The first lane markings in Europe were painted at an accident hotspot in the small town of Sutton Coldfield near Birmingham, England in 1921. The success of this experiment made its way to other hotspots and later standardization of white paint for line markings in Great Britain.
The first lane markings in Germany were used in Berlin in 1925 using white paint for line markings and road edge markings. When the standard for the new autobahn network was conceived in the 1930s it mandated the usage of black paint for the center line for each carriageway as black was better visible on the bright surface of the concrete roads.
By 1939, lane markings had become so popular that they were officially standardized throughout the United States. The concept of line markings spread throughout the world becoming standard for most roads. Originally the lines were drawn manually with normal paint which would bleach out quickly. After the war, the first machines for line markings were invented and a plastic strip was becoming standard in the 1950s which gradually led to the placement of lane markings on all major roads.
Right- and left-hand traffic
- "Lane – Definition and More from the Free Merriam-Webster Dictionary". merriam-webster.com. Archived from the original on February 4, 2015.
- Guide to Traffic Management Part 3: Traffic Studies and Analysis. Austroads. 2013. pp. Section 4.
- "Glossary". Kurumi.com. Archived from the original on April 24, 2013. Retrieved June 3, 2013.
- "Rule 14–61 Tandem Trailers on Florida's Turnpike". www.floridasturnpike.com. Archived from the original on November 5, 2012. Retrieved January 2, 2016.
- "The 2015 Florida Statutes, 316.515(3)(b)2". www.leg.state.fl.us. Archived from the original on December 10, 2015. Retrieved January 2, 2016.
- Samuel, Peter. "The Way Forward to the Private Provision of Public Roads". Street Smart: Competition, Entrepreneurship and the Future of Roads. pp. 516–517.
- "Evaluating the Need for Surface Treatments to Reduce Crash Frequency on Horizontal Curves". Texas A&M Transportation Institute.

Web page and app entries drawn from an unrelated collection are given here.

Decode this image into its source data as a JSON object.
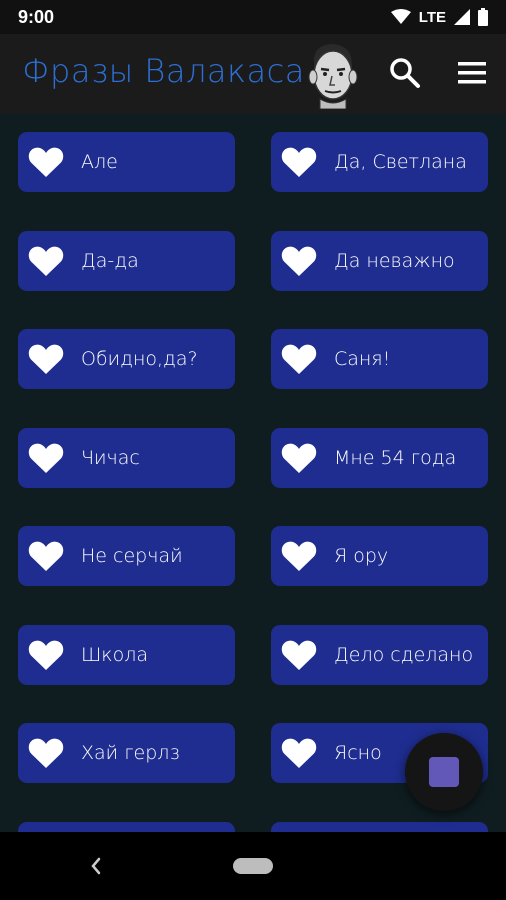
{
  "status_bar": {
    "time": "9:00",
    "network": "LTE"
  },
  "app_bar": {
    "title": "Фразы Валакаса",
    "title_color": "#2d6fd6",
    "icons": [
      "avatar-portrait",
      "search-icon",
      "menu-icon"
    ]
  },
  "phrases": [
    {
      "label": "Але"
    },
    {
      "label": "Да, Светлана"
    },
    {
      "label": "Да-да"
    },
    {
      "label": "Да неважно"
    },
    {
      "label": "Обидно,да?"
    },
    {
      "label": "Саня!"
    },
    {
      "label": "Чичас"
    },
    {
      "label": "Мне 54 года"
    },
    {
      "label": "Не серчай"
    },
    {
      "label": "Я ору"
    },
    {
      "label": "Школа"
    },
    {
      "label": "Дело сделано"
    },
    {
      "label": "Хай герлз"
    },
    {
      "label": "Ясно"
    },
    {
      "label": ""
    },
    {
      "label": ""
    }
  ],
  "colors": {
    "card": "#1e2d8f",
    "background": "#0f1d21",
    "fab_icon": "#6158b7"
  },
  "fab": {
    "icon": "stop-icon"
  }
}
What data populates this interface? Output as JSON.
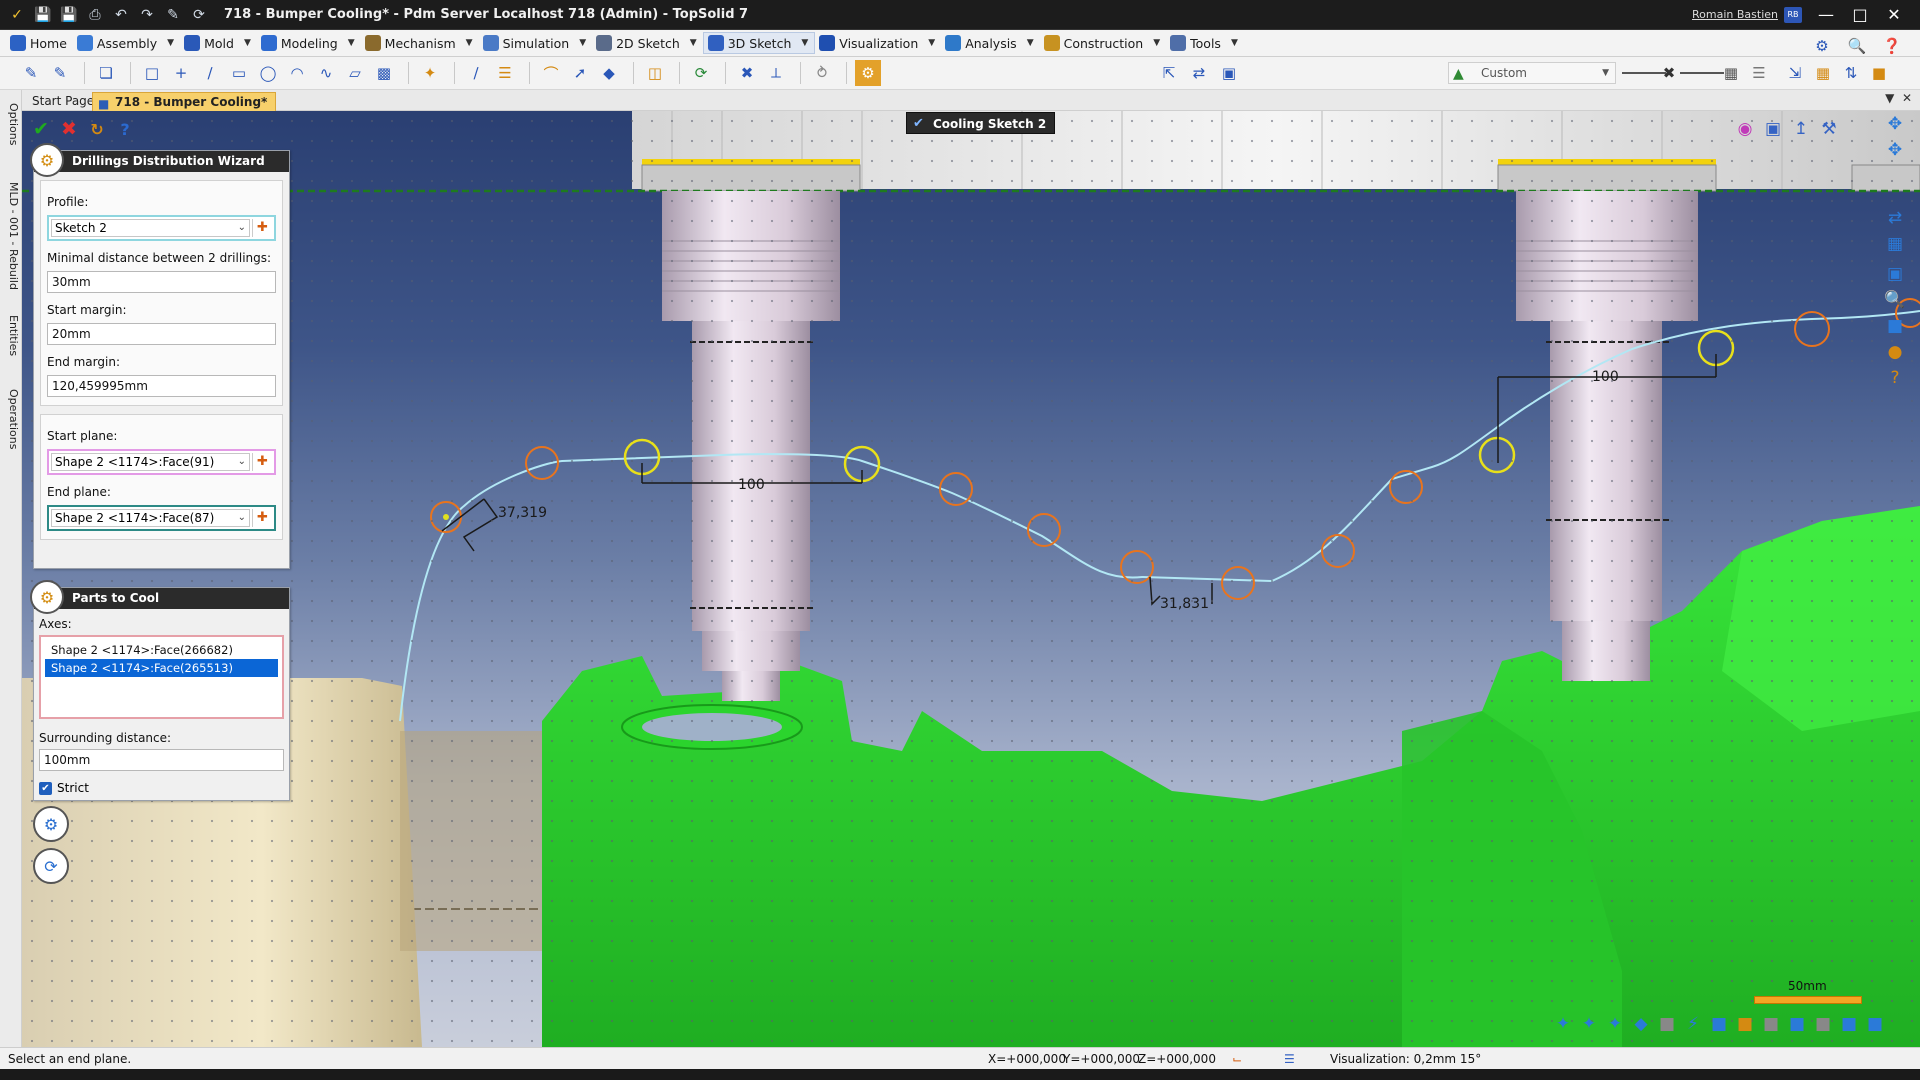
{
  "window": {
    "title": "718 - Bumper Cooling* - Pdm Server Localhost 718 (Admin) - TopSolid 7",
    "user": "Romain Bastien",
    "user_badge": "RB"
  },
  "menus": [
    {
      "label": "Home",
      "color": "#2c62c4"
    },
    {
      "label": "Assembly",
      "color": "#3a7bd5"
    },
    {
      "label": "Mold",
      "color": "#2a59b8"
    },
    {
      "label": "Modeling",
      "color": "#2e6bd0"
    },
    {
      "label": "Mechanism",
      "color": "#8a6a2d"
    },
    {
      "label": "Simulation",
      "color": "#4a7ac6"
    },
    {
      "label": "2D Sketch",
      "color": "#5a6b8a"
    },
    {
      "label": "3D Sketch",
      "color": "#3060c0"
    },
    {
      "label": "Visualization",
      "color": "#1f4fb0"
    },
    {
      "label": "Analysis",
      "color": "#2e79c9"
    },
    {
      "label": "Construction",
      "color": "#c79221"
    },
    {
      "label": "Tools",
      "color": "#4f6ea8"
    }
  ],
  "toolbar": {
    "style_combo": "Custom"
  },
  "tabs": {
    "start_page": "Start Page",
    "document": "718 - Bumper Cooling*"
  },
  "side_tabs": {
    "options": "Options",
    "rebuild": "MLD - 001 - Rebuild",
    "entities": "Entities",
    "operations": "Operations"
  },
  "viewport": {
    "sketch_label": "Cooling Sketch 2",
    "dim_37": "37,319",
    "dim_100_left": "100",
    "dim_31": "31,831",
    "dim_100_right": "100",
    "scale_label": "50mm"
  },
  "wizard": {
    "title": "Drillings Distribution Wizard",
    "profile_label": "Profile:",
    "profile_value": "Sketch 2",
    "min_distance_label": "Minimal distance between 2 drillings:",
    "min_distance_value": "30mm",
    "start_margin_label": "Start margin:",
    "start_margin_value": "20mm",
    "end_margin_label": "End margin:",
    "end_margin_value": "120,459995mm",
    "start_plane_label": "Start plane:",
    "start_plane_value": "Shape 2 <1174>:Face(91)",
    "end_plane_label": "End plane:",
    "end_plane_value": "Shape 2 <1174>:Face(87)"
  },
  "parts": {
    "title": "Parts to Cool",
    "axes_label": "Axes:",
    "axes": [
      {
        "label": "Shape 2 <1174>:Face(266682)",
        "selected": false
      },
      {
        "label": "Shape 2 <1174>:Face(265513)",
        "selected": true
      }
    ],
    "surrounding_label": "Surrounding distance:",
    "surrounding_value": "100mm",
    "strict_label": "Strict",
    "strict_checked": true
  },
  "status": {
    "message": "Select an end plane.",
    "x": "X=+000,000",
    "y": "Y=+000,000",
    "z": "Z=+000,000",
    "visualization": "Visualization: 0,2mm 15°"
  },
  "colors": {
    "part_green": "#2fd12f",
    "sketch_curve": "#a7e2f2",
    "drill_circle": "#e8741e",
    "axis_circle": "#e8e01a",
    "selection_blue": "#0b66d6"
  }
}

Archived from the original on March 8, 2017. Retrieved March 7, 2017.
- Dewan Masud Karim. Narrower Lanes, Safer Streets (Accepted Paper for CITE Conference Regina, June 2015) "Archived copy". Archived from the original on September 23, 2016. Retrieved January 1, 2016. accessed January 1, 2015

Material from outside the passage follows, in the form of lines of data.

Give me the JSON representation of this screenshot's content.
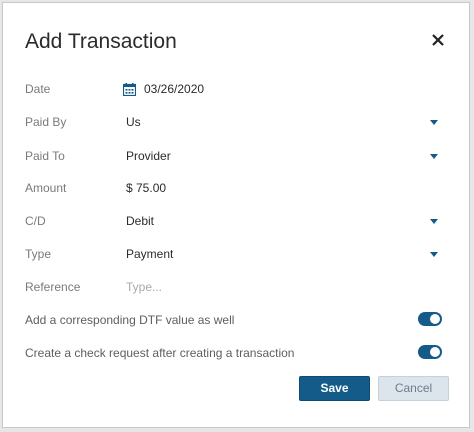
{
  "dialog": {
    "title": "Add Transaction",
    "fields": {
      "date": {
        "label": "Date",
        "value": "03/26/2020"
      },
      "paid_by": {
        "label": "Paid By",
        "value": "Us"
      },
      "paid_to": {
        "label": "Paid To",
        "value": "Provider"
      },
      "amount": {
        "label": "Amount",
        "value": "$ 75.00"
      },
      "cd": {
        "label": "C/D",
        "value": "Debit"
      },
      "type": {
        "label": "Type",
        "value": "Payment"
      },
      "reference": {
        "label": "Reference",
        "placeholder": "Type..."
      }
    },
    "toggles": {
      "dtf": {
        "label": "Add a corresponding DTF value as well",
        "on": true
      },
      "check_request": {
        "label": "Create a check request after creating a transaction",
        "on": true
      }
    },
    "buttons": {
      "save": "Save",
      "cancel": "Cancel"
    }
  },
  "icons": {
    "close": "close-icon",
    "calendar": "calendar-icon",
    "dropdown": "chevron-down-icon"
  },
  "colors": {
    "accent": "#155b8a",
    "cancel_bg": "#dde5ec"
  }
}
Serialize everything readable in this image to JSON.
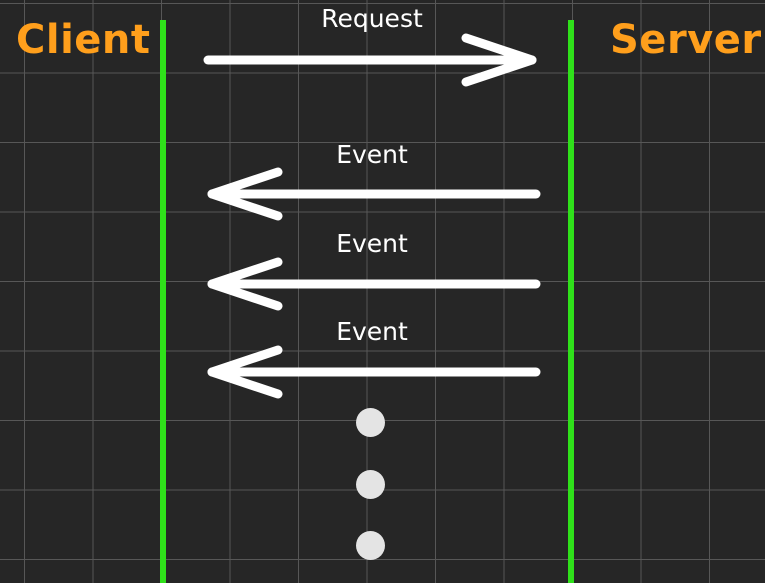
{
  "diagram": {
    "participants": [
      {
        "id": "client",
        "label": "Client"
      },
      {
        "id": "server",
        "label": "Server"
      }
    ],
    "messages": [
      {
        "from": "client",
        "to": "server",
        "label": "Request"
      },
      {
        "from": "server",
        "to": "client",
        "label": "Event"
      },
      {
        "from": "server",
        "to": "client",
        "label": "Event"
      },
      {
        "from": "server",
        "to": "client",
        "label": "Event"
      }
    ],
    "continuation_dots": 3
  },
  "colors": {
    "background": "#262626",
    "grid": "#575757",
    "lifeline": "#2fe01a",
    "participant_label": "#ff9f1c",
    "arrow": "#ffffff",
    "dot": "#e4e4e4"
  }
}
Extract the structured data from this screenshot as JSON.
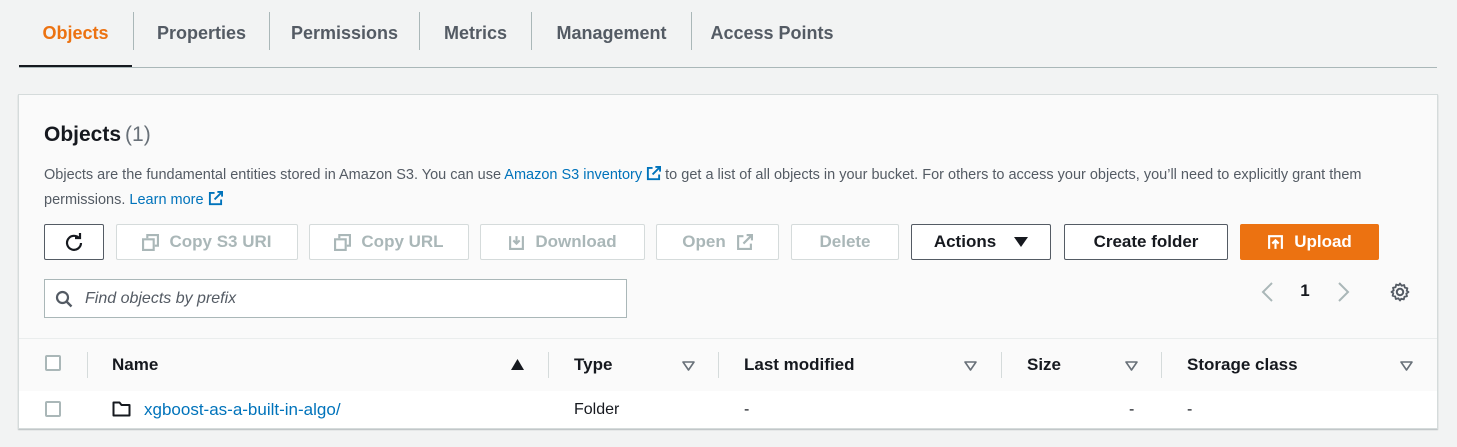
{
  "tabs": [
    {
      "label": "Objects",
      "active": true
    },
    {
      "label": "Properties"
    },
    {
      "label": "Permissions"
    },
    {
      "label": "Metrics"
    },
    {
      "label": "Management"
    },
    {
      "label": "Access Points"
    }
  ],
  "panel": {
    "title": "Objects",
    "count": "(1)",
    "desc_part1": "Objects are the fundamental entities stored in Amazon S3. You can use ",
    "desc_link1": "Amazon S3 inventory",
    "desc_part2": " to get a list of all objects in your bucket. For others to access your objects, you’ll need to explicitly grant them permissions. ",
    "desc_link2": "Learn more"
  },
  "toolbar": {
    "refresh_icon": "refresh-icon",
    "copy_s3_uri": "Copy S3 URI",
    "copy_url": "Copy URL",
    "download": "Download",
    "open": "Open",
    "delete": "Delete",
    "actions": "Actions",
    "create_folder": "Create folder",
    "upload": "Upload"
  },
  "search": {
    "placeholder": "Find objects by prefix"
  },
  "pagination": {
    "current_page": "1"
  },
  "table": {
    "columns": [
      "Name",
      "Type",
      "Last modified",
      "Size",
      "Storage class"
    ],
    "rows": [
      {
        "name": "xgboost-as-a-built-in-algo/",
        "type": "Folder",
        "last_modified": "-",
        "size": "-",
        "storage_class": "-"
      }
    ]
  },
  "colors": {
    "accent": "#ec7211",
    "link": "#0073bb",
    "text": "#16191f",
    "disabled": "#aab7b8"
  }
}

- "Lane Width". Chapter 3: The 13 Controlling Criteria. US Department of Transportation Federal Highway Administration. Archived from the original on May 13, 2013. Retrieved June 3, 2013.
- "Theo Petrisch, "The Truth about Lane Widths," The Pedestrian and Bicycle Information Center, accessed April 12, 2013". Archived from the original on April 5, 2017.
- "Federal Size Regulations for Commercial Motor Vehicles". Archived from the original on September 18, 2015. Retrieved September 14, 2015.
- "EuroTest". Eurotestmobility.net. Archived from the original on March 11, 2012. Retrieved August 8, 2012.
- de:Richtlinien für die Anlage von Straßen – Querschnitt
- "how to paint road marking lines of different widths". Archived from the original on September 11, 2014.
- "Highway Design Manual: Chapter 60: Nomenclature" (PDF). California Department of Transportation. State of California. Archived (PDF) from the original on March 24, 2012. Retrieved June 3, 2013.
- "Home - Public Services". www.waynecounty.com. Archived from the original on April 14, 2015. Retrieved May 5, 2018.
- "MDOT - Hines, Edward N. (1870-1938)". www.michigan.gov. Archived from the original on June 30, 2015. Retrieved May 5, 2018.
- Douglas V. Jones: The Royal Town of Sutton Coldfield – A Commemorative History, Westwood Press 1994, ISBN 0-9502636-7-2.
- Zeitreise der Markierungstechnik